_WHAT YOU HAVE TO DO_: In the entries below, every line that contains "title" must be located and copied.

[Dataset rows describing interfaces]
......
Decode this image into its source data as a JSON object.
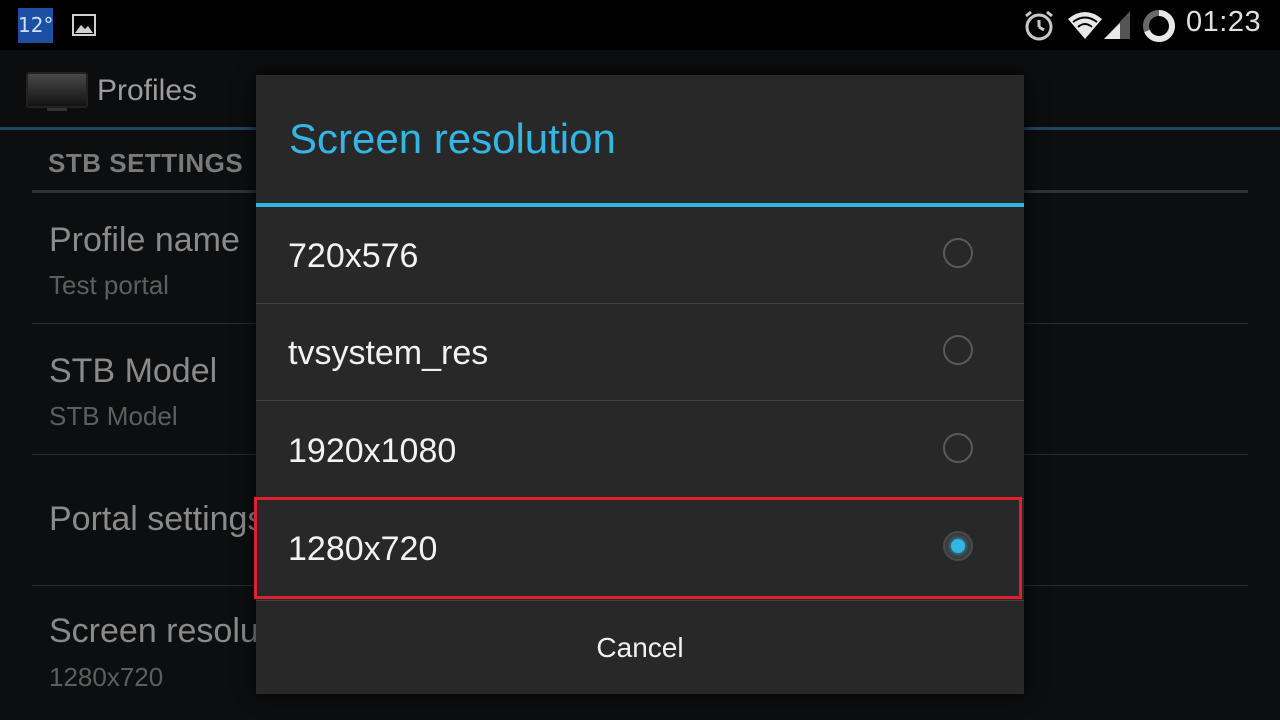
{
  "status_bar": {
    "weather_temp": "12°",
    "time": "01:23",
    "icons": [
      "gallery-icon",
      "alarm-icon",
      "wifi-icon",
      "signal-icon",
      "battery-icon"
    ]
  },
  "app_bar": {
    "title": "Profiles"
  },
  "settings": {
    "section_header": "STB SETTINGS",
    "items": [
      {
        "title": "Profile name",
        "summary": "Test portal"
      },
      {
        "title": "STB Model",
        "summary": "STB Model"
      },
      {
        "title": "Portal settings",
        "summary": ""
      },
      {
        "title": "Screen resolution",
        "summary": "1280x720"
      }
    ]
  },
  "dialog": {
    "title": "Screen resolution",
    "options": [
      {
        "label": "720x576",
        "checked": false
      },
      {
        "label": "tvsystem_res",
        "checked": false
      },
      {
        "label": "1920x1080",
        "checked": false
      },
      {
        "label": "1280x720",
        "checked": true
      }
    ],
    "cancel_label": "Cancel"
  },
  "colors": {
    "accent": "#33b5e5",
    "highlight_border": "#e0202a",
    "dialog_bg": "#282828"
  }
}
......
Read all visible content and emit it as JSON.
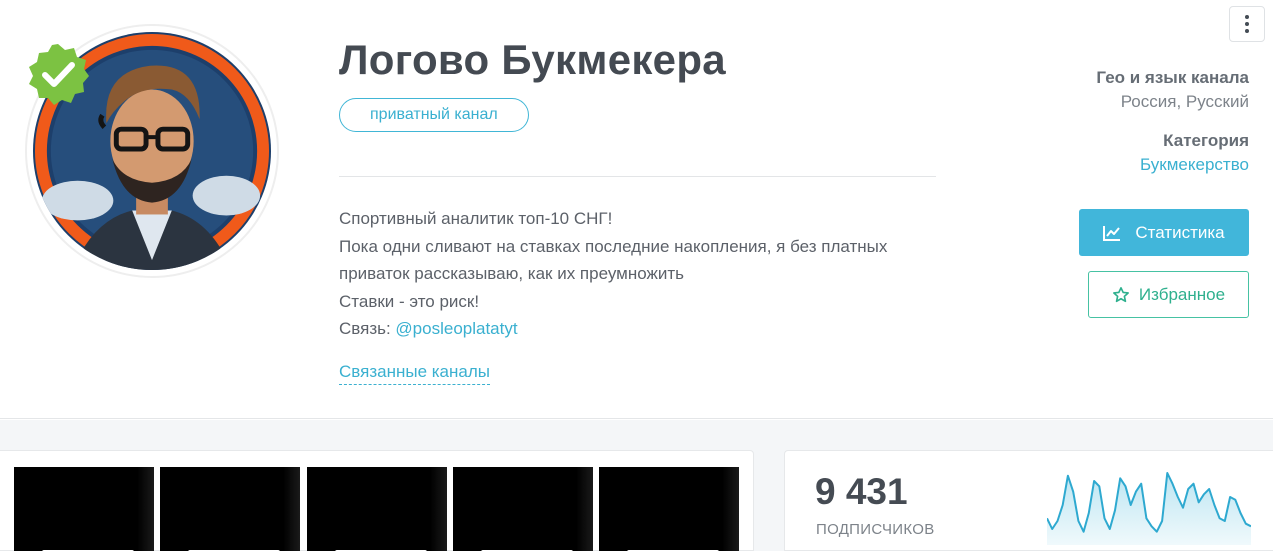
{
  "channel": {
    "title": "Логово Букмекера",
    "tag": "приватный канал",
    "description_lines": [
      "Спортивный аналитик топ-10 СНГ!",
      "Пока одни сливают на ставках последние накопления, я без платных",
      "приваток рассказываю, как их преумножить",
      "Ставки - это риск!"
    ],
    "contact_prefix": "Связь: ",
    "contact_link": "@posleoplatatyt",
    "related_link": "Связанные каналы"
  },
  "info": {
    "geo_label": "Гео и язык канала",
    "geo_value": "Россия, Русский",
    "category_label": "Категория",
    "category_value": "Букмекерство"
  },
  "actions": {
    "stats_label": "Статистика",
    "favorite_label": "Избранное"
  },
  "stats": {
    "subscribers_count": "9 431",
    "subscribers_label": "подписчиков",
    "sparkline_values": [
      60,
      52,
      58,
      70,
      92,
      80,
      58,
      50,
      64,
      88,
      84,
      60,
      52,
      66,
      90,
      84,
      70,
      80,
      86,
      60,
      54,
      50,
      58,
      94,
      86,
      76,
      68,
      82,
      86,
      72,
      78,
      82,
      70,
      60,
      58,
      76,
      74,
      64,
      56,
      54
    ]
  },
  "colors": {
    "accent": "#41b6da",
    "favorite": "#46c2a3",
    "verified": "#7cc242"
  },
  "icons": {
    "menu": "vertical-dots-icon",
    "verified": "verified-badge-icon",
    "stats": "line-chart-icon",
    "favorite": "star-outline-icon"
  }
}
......
_PROBLEM SOLUTION_:
    "title": "Profiles"
        "title": "Profile name",
        "title": "STB Model",
        "title": "Portal settings",
        "title": "Screen resolution",
    "title": "Screen resolution",
    "title": "Логово Букмекера",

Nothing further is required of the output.